Author of a well-received novel, The Professor’s Daughter, the biracial Raboteau considers the concept of home by probing her own search for where she could fit in and, more broadly, the hunt for Zion‚ the Promised Land‚ which has specific meaning for Africans and the African diaspora as well as for Jews. Her story began when she went to Israel to visit her childhood best friend, who truly had found home, and where she was intrigued to encounter black Jews. Inspired, she traveled through Jamaica, Ethiopia, Ghana, and the American South, where she saw how the idea of Zion served to express spiritual freedom. This book originated with an essay that appeared in both Best American Nonrequired Reading and Best African American Essays, which is certainly promising; I’m psyched to read it.
Sheridan, Sam. The Disaster Diaries: How I Learned To Stop Worrying and Love the Apocalypse. Penguin Pr: Penguin Group (USA). Jan. 2013. 384p. ISBN 9781594205279. $26.95. MEMOIR/OUTDOOR SKILLS
Having completed tours of duty at both the U.S. Merchant Marine and Harvard and worked as an amateur boxer, EMT, wilderness firefighter, cowboy, and construction worker at the South Pole, Sheridan should be ready for anything. But when his son was born he decided that he didn’t feel ready to protect him from disaster. So he ranged far and wide, learning how to handle a knife, brave the arctic wilderness, apply emergency medicine, and even steal a car (training with a former gang member). Serious-minded, with each chapter featuring a hypothetical catastrophe, but told in a bright, engaging tone.
Weatherall, James Owen. The Physics of Wall Street: A Brief History of Predicting the Unpredictable. Houghton Harcourt. Jan. 2013. 304p. ISBN 9780547317274. $27. ECONOMICS

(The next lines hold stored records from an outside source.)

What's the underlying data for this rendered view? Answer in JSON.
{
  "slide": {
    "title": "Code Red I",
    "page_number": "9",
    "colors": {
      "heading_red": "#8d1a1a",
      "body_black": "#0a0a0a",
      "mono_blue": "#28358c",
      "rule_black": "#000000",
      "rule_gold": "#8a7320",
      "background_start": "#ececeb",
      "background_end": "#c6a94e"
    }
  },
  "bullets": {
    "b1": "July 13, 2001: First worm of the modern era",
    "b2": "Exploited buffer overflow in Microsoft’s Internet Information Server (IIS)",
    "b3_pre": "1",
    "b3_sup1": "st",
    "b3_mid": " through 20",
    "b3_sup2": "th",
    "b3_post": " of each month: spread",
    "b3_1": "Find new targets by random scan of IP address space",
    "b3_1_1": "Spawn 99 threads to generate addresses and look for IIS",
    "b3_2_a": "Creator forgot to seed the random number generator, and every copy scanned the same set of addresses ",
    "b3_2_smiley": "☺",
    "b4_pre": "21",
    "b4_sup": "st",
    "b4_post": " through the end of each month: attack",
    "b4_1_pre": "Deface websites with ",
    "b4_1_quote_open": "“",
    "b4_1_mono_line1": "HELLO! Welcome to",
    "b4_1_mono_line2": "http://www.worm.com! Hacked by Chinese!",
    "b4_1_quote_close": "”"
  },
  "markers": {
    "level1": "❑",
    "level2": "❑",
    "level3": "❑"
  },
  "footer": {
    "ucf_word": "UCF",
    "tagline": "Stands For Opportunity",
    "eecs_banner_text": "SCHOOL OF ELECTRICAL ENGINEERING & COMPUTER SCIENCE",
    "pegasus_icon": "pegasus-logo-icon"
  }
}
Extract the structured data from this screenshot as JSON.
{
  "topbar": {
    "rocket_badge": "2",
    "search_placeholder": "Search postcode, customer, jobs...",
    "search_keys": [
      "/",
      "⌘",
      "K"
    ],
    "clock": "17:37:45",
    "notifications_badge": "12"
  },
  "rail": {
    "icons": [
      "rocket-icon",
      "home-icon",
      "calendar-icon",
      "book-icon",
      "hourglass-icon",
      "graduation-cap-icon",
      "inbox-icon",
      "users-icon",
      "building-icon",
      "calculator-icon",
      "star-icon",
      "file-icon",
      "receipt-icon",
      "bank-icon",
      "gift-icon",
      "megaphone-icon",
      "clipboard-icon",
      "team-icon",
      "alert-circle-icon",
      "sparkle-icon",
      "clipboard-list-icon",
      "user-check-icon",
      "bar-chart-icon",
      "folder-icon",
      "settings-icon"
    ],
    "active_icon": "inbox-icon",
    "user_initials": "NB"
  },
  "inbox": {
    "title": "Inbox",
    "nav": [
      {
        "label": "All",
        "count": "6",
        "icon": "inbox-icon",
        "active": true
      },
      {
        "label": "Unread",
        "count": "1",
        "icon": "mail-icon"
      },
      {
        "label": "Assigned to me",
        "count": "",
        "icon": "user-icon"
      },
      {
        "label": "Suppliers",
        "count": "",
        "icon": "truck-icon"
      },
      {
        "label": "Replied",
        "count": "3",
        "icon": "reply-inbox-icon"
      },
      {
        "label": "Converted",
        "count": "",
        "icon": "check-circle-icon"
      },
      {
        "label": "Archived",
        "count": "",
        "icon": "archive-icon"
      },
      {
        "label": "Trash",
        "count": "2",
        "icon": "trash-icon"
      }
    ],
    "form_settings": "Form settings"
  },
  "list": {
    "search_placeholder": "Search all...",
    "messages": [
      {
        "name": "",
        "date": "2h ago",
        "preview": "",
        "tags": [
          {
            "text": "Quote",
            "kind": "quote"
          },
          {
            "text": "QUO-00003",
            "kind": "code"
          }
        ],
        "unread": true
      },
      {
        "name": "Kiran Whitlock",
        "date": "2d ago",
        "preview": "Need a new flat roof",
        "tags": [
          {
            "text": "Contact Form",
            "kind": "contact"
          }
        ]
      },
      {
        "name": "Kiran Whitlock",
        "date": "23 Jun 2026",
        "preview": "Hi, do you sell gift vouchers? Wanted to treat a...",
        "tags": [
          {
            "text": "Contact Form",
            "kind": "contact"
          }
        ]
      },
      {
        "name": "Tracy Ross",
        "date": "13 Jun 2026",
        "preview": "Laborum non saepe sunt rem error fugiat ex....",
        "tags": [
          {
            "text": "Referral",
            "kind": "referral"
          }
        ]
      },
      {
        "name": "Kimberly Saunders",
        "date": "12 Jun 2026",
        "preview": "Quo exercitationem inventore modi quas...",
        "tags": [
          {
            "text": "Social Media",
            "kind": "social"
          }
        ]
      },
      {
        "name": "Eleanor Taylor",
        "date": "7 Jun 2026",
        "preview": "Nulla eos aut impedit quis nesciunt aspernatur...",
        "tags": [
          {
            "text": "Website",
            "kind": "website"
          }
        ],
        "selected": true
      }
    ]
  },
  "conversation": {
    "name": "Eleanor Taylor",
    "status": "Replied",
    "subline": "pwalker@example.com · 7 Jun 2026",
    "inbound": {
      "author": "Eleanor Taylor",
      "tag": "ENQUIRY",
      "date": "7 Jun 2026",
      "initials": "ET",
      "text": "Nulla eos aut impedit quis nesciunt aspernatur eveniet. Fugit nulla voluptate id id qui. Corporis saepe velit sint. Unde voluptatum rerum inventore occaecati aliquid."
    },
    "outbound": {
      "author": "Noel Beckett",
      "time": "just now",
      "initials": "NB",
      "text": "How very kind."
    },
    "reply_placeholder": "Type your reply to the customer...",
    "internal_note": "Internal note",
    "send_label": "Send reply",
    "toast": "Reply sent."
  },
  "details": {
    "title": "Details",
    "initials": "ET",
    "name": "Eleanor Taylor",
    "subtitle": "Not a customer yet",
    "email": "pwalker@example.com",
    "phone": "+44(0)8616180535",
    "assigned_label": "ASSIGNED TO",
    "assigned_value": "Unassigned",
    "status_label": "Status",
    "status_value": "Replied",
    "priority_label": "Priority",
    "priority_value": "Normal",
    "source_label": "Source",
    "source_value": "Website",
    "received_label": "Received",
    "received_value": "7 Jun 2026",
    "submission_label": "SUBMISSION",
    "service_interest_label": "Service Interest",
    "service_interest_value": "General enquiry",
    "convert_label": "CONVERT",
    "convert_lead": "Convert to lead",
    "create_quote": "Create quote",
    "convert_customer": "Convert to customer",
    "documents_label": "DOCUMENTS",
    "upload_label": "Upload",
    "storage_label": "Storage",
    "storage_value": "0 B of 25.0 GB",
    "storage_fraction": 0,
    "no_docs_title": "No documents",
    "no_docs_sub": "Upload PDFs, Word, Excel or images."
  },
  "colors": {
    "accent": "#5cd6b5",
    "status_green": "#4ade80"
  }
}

When the economy crashed, complex financial instruments caught the blame; for many, terms like derivatives became dirty words. An assistant professor of logic and philosophy of science at University of California, Irvine, Weatherall begs to differ; he sees them as fine tools that were badly misused. Here he explains how models conceived by physicists and mathematicians first arrived on Wall Street, changing it forever (e.g., a model for predicting earthquakes also predicted a big stock-market crash); he further argues that such models, effectively used, are decidedly the wave of the future in finance. Trendy stuff, physics and finance, and the book is set to raise a few eyebrows. (Maybe even Alan Blinder’s? See After the Music Stopped, previewed above.)
Wheelan, Charles. Naked Statistics: Stripping the Dread from the Data. Norton. Jan. 2013. 320p. ISBN 9780393071955. $26.95. SCIENCE/MATHEMATICS
How does Netflix decide which movies you would like? How are schools that cheat on standardized tests caught out? What are batting averages and political polls, after all, but statistics, statistics, statistics. Here, the author of the best-selling Naked Economics explains a subject that has most of us yawning or quivering in our boots, making it all not just clear but fun.
Wilcock, David. The Synchronicity Key: The Hidden Intelligence Guiding the Universe and You. Dutton. Jan. 2013. 464p. ISBN 9780525953678. $29.95. SPECULATIVE
Bringing modern science to bear on ancient myth, Wilcock produced a big best seller last year in The Source Field Investigations, which aimed to illuminate all those prophecies regarding 2012. (I guess we shouldn’t relax, as the year’s not done.) Here he uses a surprising mix of tools, including history, astrology, quantum mechanics, and Jung’s theory of synchronicity, to argue that hidden forces create endlessly repeating cycles that replicate Joseph Campbell’s the hero’s journey‚ a basic pattern seen in myths worldwide. Both individuals and nations are subject to these cycles, says Wilcock, and would do well to figure them out. Definitely an audience.